Complete with amusing sight gags that are nods to the iconography of the two legends. For Stallone look for more than a few set-ups that harken to several of the films in the "Rocky" franchise (raw eggs and meat lockers will jump right out at you) while De Niro handily sends up nods to "Raging Bull" and "The Godfather".
But what is most impressive about this Tim Kelleher - Rodney Rothman script is how it embraces the legends that are Stallone and De Niro while finding a perfect meld with Jon Bernthal as BJ, who just now learns that The Kid is his father, and Alan Arkin as Razor's trainer Lightning Conlon, adding a slightly crustier edge to the imagery ingrained in our collective consciousness of Burgess Meredith as Rocky Balboa's trainer, Mickey. As Dante Slate, Jr., Kevin Hart is just an outright hilarious scene stealer! (And stay through the credits for some laugh-out-loud hijinks with Hart.) Kim Basinger is a rose among the thorns as the woman between Razor and The Kid, delivering a quiet performance that it sweet and engaging. Jon Bernthal has quickly risen in the ranks as man to watch thanks to a strong turn earlier this year in "Snitch" and currently also in "The Wolf of Wall Street". As BJ, Bernthal grounds the film with an honesty and heart that is wonderful to watch unfold as the relationship between BJ and The Kid unfolds (and yes, it will remind you of the Rocky Jr. - Rocky relationship in "Rocky Balboa").

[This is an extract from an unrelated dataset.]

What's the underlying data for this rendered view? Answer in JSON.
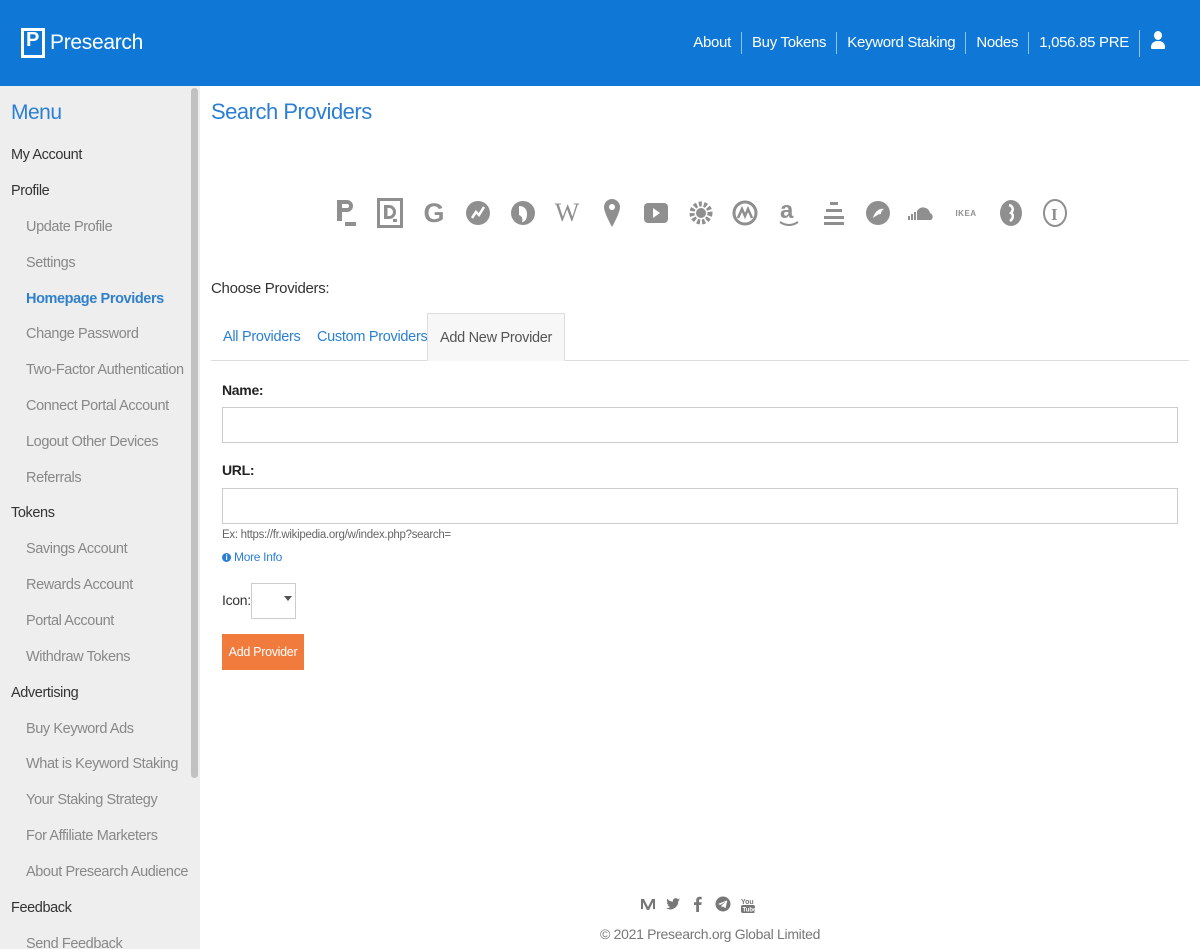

No stranger to working with legends, having paired Jack Lemmon and James Garner in "My Fellow Americans" some years back as former presidents who are less than friends, director Peter Segal now pairs up a few more legends with Stallone, De Niro and Arkin, the latter of whom had never worked nor met with either of the first two despite some 50 years in the business. For director Peter Segal, GRUDGE MATCH is a dream come true, particularly when it comes to the ultimate fight on "Grudgement Day" as he called on none other than Stallone to choreograph the fight together with Robert Sale, the film's boxing consultant who worked with Stallone on all of the "Rocky" films. Calling Stallone, "the best fight choreographer in the business", I have to agree and watching the ultimate bout between Stallone and De Niro is nothing short of magic. Thanks to cinematographer Dean Semler and his implementing 7 cameras, plus employing some HBO sports cameramen to help with the lensing, not to mention sportscaster Jim Lampley, UFC announcer Mike Goldberg and the HBO sports team commentators, the result is a beyond realistic bout with Stallone and De Niro doing all their own boxing and throwing real punches. NOTE: No stunt doubles are used in the fight sequences. It's all Stallone and De Niro.
GRUDGE MATCH pulls no punches. A trip down memory lane for many of us, a fun-filled often tongue-in-cheek nod to cinema legends, it wins every round.
Directed by Peter Segal
Written by Tim Kelleher and Rodney Rothman
Cast: Sylvester Stallone, Robert De Niro, Kevin Hart, Alan Arkin, Kim Basinger, Jon Bernthal